Task instructions>
Show all lines below holding the string "connection".

Material for this exercise>
★ ★ ★

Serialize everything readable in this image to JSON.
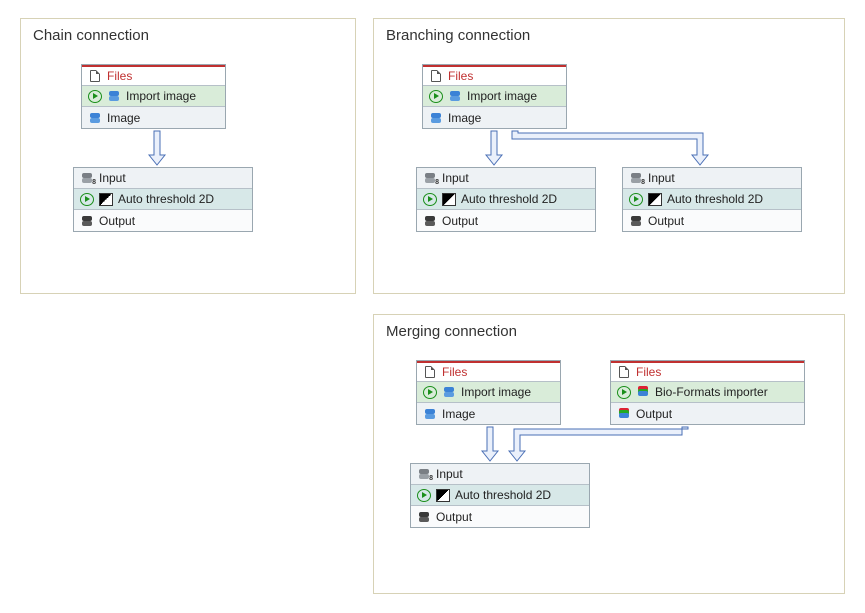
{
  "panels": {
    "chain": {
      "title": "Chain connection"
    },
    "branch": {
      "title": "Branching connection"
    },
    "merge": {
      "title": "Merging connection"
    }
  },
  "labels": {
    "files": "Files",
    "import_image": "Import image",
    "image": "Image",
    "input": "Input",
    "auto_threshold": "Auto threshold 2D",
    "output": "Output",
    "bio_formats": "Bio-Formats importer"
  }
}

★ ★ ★

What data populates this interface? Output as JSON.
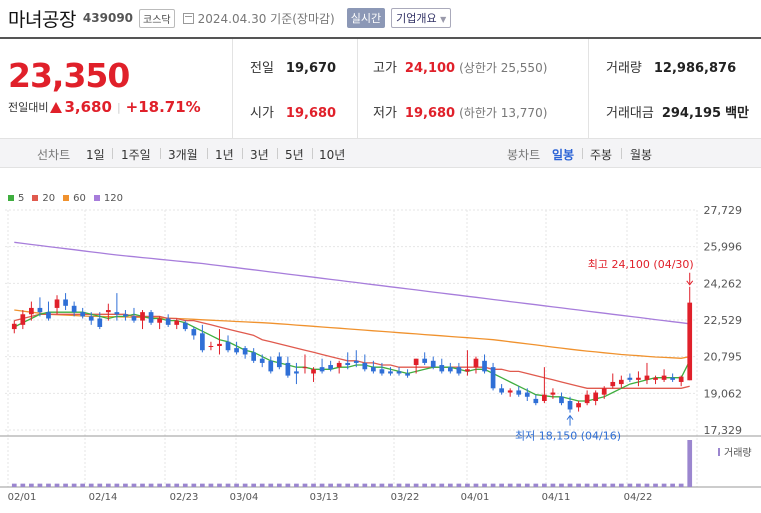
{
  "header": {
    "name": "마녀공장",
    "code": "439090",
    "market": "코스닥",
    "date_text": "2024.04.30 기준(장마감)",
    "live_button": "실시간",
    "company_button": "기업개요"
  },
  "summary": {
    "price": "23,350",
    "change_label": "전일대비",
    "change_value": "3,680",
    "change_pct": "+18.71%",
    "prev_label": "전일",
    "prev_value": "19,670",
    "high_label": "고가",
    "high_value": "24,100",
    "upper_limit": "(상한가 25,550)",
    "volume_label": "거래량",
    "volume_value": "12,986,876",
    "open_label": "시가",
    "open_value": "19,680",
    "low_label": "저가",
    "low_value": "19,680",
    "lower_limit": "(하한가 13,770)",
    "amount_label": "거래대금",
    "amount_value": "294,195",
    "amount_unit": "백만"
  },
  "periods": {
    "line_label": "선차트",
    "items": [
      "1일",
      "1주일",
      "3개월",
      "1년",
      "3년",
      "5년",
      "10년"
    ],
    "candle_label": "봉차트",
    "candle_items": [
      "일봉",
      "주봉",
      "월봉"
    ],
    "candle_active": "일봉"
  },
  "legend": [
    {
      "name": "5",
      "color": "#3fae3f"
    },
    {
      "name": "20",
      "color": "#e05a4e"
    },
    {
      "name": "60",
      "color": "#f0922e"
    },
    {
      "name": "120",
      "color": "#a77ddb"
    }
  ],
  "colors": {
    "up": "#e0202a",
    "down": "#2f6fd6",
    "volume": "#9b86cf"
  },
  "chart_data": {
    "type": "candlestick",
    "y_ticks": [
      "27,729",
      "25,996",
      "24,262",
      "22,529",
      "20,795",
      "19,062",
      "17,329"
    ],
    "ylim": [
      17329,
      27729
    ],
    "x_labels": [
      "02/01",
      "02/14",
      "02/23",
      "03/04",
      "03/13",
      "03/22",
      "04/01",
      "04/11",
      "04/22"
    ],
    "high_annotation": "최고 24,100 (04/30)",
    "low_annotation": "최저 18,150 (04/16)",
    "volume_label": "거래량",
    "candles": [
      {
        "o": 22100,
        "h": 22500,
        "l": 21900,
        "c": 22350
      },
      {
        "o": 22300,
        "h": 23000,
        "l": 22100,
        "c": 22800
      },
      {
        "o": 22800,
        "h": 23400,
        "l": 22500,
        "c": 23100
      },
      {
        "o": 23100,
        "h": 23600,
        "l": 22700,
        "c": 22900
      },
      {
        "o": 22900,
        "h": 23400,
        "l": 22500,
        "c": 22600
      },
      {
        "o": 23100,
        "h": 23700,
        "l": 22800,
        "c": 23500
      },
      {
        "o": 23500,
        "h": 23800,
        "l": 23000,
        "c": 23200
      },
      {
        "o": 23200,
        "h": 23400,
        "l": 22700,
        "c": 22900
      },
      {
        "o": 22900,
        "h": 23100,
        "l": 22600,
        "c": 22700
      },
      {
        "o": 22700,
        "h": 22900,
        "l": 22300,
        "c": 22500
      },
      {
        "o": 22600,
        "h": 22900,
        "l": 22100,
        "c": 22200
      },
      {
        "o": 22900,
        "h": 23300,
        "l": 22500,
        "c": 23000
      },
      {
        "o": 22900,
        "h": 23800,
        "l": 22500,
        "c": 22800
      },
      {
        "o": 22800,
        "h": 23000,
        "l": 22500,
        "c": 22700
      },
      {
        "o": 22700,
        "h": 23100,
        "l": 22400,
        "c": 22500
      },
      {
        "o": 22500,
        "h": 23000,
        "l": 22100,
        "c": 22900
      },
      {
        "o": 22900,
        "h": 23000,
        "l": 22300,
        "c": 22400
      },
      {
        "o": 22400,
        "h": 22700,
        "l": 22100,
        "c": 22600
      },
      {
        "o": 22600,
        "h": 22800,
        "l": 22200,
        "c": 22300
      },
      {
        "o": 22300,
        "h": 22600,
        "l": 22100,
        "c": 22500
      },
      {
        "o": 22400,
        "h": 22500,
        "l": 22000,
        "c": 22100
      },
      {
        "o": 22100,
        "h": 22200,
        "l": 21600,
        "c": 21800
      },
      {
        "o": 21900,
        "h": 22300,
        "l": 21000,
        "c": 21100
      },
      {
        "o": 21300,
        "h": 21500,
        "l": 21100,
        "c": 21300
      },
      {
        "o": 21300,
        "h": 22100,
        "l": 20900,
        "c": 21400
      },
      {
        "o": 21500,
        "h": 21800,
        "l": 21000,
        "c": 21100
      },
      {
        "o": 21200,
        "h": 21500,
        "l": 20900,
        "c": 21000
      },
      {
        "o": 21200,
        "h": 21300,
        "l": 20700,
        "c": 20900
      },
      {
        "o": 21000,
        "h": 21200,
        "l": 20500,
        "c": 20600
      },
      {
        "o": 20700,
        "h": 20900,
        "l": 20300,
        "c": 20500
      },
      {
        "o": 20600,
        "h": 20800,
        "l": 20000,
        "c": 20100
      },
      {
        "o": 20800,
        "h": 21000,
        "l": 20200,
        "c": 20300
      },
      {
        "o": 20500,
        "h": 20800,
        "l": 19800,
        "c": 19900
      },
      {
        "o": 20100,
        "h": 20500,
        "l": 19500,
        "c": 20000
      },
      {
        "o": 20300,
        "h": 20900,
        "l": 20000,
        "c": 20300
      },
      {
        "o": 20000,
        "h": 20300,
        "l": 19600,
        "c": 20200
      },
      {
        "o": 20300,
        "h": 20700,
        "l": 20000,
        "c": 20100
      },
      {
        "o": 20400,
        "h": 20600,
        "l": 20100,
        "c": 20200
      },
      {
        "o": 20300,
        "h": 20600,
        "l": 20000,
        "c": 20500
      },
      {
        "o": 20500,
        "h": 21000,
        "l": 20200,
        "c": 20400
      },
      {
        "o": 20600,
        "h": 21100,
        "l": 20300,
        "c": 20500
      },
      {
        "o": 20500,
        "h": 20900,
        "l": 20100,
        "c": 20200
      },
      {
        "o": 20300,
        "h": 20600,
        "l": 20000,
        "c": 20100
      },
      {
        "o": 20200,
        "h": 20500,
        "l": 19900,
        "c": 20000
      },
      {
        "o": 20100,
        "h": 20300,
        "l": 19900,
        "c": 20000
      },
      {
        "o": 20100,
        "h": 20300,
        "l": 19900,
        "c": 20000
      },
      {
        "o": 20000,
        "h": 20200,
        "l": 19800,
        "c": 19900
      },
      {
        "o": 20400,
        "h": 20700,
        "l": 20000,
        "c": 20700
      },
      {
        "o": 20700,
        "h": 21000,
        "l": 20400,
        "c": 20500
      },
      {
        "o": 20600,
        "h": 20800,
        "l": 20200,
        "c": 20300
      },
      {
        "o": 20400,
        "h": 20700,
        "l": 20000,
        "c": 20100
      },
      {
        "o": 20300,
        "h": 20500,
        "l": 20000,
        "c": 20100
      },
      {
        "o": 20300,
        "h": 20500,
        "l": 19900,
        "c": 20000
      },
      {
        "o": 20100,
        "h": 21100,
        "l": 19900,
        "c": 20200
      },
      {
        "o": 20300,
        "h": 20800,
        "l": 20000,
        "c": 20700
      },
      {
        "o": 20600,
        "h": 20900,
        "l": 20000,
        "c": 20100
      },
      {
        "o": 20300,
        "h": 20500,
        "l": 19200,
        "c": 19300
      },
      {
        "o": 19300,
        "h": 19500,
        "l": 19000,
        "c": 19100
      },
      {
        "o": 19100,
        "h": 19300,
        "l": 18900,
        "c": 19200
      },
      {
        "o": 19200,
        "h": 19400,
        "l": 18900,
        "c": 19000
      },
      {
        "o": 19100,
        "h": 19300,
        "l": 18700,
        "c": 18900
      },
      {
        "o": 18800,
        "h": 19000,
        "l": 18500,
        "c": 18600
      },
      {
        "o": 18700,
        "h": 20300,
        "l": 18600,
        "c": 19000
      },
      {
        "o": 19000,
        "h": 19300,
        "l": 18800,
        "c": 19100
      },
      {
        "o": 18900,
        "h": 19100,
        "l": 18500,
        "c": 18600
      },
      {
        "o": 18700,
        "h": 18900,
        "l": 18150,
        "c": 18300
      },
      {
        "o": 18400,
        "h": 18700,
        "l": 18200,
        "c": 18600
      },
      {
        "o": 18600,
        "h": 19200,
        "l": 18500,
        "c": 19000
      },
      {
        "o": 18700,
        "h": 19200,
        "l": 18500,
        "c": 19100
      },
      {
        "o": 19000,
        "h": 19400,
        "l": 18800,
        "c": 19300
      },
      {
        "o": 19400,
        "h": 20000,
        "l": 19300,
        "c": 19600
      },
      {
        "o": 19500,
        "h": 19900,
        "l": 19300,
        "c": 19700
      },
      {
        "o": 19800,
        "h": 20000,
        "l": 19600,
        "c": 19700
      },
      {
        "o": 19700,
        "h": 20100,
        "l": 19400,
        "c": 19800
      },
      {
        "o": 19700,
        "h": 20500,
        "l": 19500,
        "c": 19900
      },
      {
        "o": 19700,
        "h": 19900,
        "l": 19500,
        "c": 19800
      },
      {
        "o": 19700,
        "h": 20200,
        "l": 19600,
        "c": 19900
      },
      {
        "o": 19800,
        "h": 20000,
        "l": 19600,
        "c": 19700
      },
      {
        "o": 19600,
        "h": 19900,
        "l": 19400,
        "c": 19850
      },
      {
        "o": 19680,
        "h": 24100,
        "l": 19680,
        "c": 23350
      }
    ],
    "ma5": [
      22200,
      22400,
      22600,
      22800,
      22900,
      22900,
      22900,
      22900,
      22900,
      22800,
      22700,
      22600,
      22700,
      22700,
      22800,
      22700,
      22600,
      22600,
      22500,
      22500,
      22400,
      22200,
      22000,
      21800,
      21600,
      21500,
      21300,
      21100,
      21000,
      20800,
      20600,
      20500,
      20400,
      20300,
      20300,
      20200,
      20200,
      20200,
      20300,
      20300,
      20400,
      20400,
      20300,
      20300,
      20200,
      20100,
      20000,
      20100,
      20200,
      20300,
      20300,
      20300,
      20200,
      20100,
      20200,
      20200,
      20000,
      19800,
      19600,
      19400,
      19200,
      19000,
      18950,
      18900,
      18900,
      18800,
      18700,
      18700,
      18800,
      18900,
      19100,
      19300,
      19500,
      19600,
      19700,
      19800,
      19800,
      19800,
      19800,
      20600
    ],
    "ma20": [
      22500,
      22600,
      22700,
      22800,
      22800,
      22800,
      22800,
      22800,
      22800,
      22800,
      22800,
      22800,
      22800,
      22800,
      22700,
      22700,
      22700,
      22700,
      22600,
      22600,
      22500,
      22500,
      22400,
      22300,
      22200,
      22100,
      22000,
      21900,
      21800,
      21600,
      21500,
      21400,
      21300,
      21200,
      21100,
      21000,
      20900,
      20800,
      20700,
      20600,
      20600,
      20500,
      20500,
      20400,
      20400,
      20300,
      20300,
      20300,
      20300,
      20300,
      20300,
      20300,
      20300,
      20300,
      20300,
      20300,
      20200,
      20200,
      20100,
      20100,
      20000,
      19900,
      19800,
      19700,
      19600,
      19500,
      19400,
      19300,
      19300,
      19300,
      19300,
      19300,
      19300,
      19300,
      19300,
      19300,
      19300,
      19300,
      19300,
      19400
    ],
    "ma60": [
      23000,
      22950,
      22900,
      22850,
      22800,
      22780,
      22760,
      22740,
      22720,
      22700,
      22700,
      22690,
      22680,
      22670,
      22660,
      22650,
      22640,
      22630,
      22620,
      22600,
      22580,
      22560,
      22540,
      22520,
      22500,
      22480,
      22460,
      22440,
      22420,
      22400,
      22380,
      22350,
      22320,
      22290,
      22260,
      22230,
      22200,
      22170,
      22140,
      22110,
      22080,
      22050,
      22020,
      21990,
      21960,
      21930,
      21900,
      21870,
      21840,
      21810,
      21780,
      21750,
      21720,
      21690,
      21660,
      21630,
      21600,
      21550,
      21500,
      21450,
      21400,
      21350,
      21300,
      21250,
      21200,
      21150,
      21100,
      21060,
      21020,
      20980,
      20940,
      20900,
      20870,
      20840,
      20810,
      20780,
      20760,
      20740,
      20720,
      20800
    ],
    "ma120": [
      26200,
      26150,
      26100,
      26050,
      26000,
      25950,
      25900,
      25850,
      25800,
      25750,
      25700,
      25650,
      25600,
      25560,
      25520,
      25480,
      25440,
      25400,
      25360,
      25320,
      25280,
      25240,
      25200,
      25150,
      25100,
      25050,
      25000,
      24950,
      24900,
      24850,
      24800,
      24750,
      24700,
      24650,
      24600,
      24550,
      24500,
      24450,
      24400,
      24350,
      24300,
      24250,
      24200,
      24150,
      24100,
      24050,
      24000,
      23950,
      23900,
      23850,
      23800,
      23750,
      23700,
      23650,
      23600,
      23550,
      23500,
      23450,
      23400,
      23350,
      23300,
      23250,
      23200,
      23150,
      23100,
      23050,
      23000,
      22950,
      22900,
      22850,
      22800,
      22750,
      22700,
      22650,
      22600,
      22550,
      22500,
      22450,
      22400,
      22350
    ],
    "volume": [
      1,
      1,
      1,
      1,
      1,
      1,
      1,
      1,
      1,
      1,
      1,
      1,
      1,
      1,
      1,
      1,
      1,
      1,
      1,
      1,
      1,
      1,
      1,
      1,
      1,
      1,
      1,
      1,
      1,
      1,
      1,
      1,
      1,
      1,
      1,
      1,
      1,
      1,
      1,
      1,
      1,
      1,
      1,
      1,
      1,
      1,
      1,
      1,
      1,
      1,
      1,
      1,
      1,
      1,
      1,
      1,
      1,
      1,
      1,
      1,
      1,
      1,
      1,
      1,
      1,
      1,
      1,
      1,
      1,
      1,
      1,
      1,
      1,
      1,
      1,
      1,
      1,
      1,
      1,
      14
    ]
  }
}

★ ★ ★

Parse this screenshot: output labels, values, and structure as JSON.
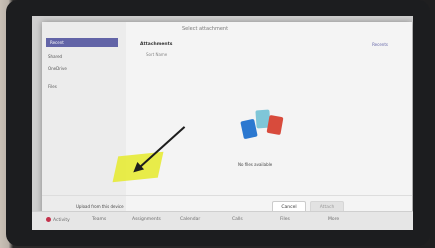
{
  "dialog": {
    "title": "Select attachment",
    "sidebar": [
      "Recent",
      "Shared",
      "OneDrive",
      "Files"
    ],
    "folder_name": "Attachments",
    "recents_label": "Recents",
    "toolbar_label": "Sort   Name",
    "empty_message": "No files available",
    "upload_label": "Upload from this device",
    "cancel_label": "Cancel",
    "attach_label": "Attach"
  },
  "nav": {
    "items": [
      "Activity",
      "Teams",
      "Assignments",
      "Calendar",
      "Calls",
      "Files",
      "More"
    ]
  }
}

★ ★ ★

Task answer>
      "title": "Chain connection"
      "title": "Branching connection"
      "title": "Merging connection"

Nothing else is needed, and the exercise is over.